His argument failed. After Hugh Williamson of North Carolina pointed out that the convention lacked funds to pay a chaplain, Edmund Randolph offered an amendment to Franklin's motion. Randolph suggested hiring a preacher to give a sermon on Independence Day, less than a week off, and thereafter to open the sessions with a prayer.

Franklin accepted the amendment, but the delgates put off discussion by recessing for the day, and the proposition died. Franklin remarked with some wonder, at the bottom of the written copy of his speech, "The convention, except three or four persons, thought prayers unnecessary!" [Brands, pg. 678]

Perhaps President Bush is referring to the Continental Congress's meetings as Franklin did above, not to the Constitutional Convention. Even then, the historical fact, which no amount of wishing and hoping can change, is that the record is mixed at best regarding prayer by The Founders. And at the time of the drafting of the document by which we conduct our political lives, the Constitution, the choice was not to pray each and every day.
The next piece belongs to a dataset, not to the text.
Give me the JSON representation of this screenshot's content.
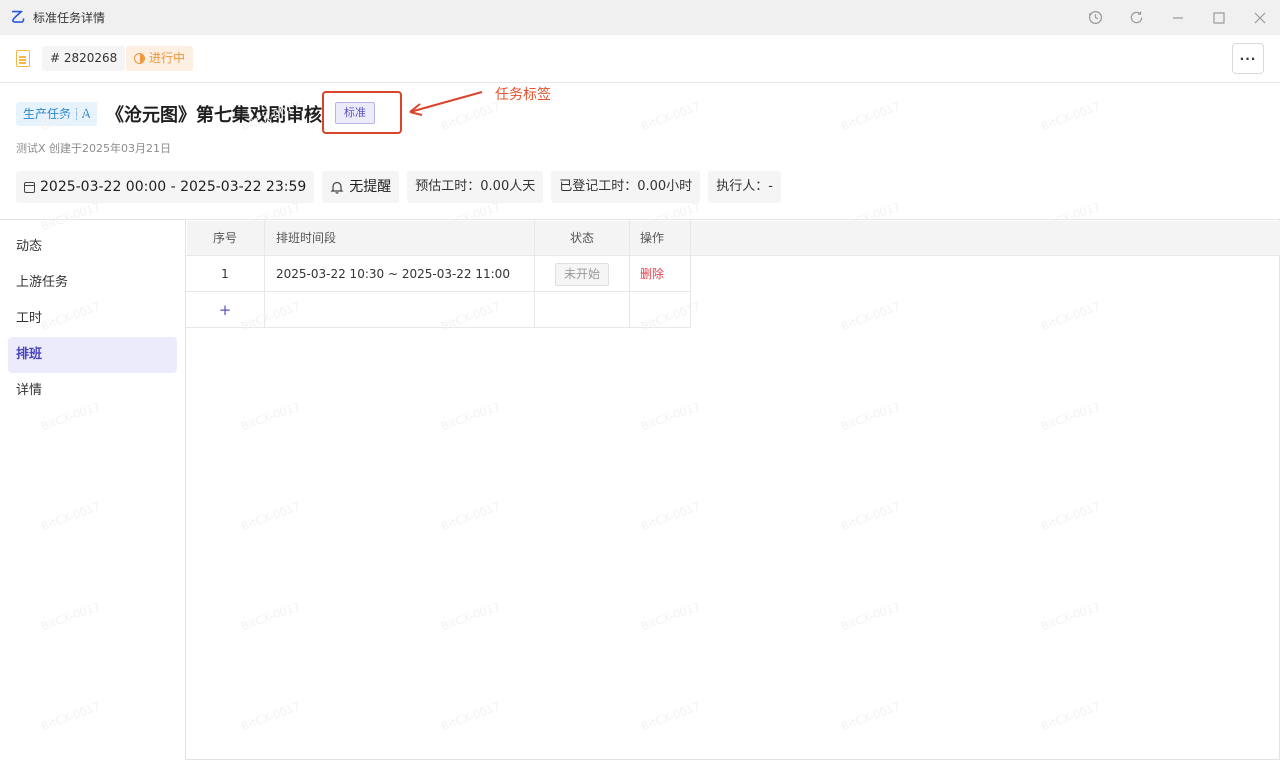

And Reasons to Love the USA

Here, from Lileks's Fourth of July Bleat.

Fifty Ways to Love the USA

Here, courtesy of Mike Silverman.

What Anarchists Don't Get

"That to secure these rights, Governments are instituted among Men, deriving their just powers from the consent of the governed." It's not just nice words: it's a practical matter of getting from what almost any free individual would come to as a reasonable set of rights for free individuals to a situation in which those individuals are actually free to practice those rights. Legitimate government is one of the great creations of the human social animal.